Read more: Antiques Considered - March 10, 2010

201407chamber

 

201407source

 

201401kgpr

Contact Us

The Journal Press, Inc. P. O. Box 409, 10250 Kings Hwy. King George, VA 22485

EditorialAdvertisingOffice
Jessica Herrink, Publisher

This email address is being protected from spambots. You need JavaScript enabled to view it.
Carla Gutridge
540-709-7061
This email address is being protected from spambots. You need JavaScript enabled to view it.
Leonard Banks, Production
540-469-4196
This email address is being protected from spambots. You need JavaScript enabled to view it.
Leonard Banks, Sports editor
540-469-4196
This email address is being protected from spambots. You need JavaScript enabled to view it.
Steve Detwiler
540-709-7288
This email address is being protected from spambots. You need JavaScript enabled to view it.
Drue Murray
This email address is being protected from spambots. You need JavaScript enabled to view it.
Phyllis Cook
This email address is being protected from spambots. You need JavaScript enabled to view it.
Charlene Franks
540-709-7075
This email address is being protected from spambots. You need JavaScript enabled to view it.
Linda Farneth,
This email address is being protected from spambots. You need JavaScript enabled to view it.
Elizabeth Foreman,
540-709-7076
This email address is being protected from spambots. You need JavaScript enabled to view it.
Charlene Franks, Accounts
540-709-7075
This email address is being protected from spambots. You need JavaScript enabled to view it.
Richard Leggitt
540-993-7460
This email address is being protected from spambots. You need JavaScript enabled to view it.
Bonnie Gouvisis
540-775-2024
This email address is being protected from spambots. You need JavaScript enabled to view it.
Lori Deem, Church & Community
540-709-7495
This email address is being protected from spambots. You need JavaScript enabled to view it.
Advertising Information
540-775-2024
This email address is being protected from spambots. You need JavaScript enabled to view it.
Jessica Herrink
540-469-4031
This email address is being protected from spambots. You need JavaScript enabled to view it.

Journal Print Shop

Contact Steve Detwiler

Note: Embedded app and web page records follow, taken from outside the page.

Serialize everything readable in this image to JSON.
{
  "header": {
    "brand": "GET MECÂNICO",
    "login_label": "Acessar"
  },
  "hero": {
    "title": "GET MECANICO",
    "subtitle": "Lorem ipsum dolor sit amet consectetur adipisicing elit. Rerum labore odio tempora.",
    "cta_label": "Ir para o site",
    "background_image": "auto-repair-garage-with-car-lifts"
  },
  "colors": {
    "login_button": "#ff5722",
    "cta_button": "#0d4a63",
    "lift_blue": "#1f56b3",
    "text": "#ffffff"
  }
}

This email address is being protected from spambots. You need JavaScript enabled to view it.

540-709-7288 • 540-775-2024

Quikey

Bulletline

link4

Your Invitation Place

Balloon House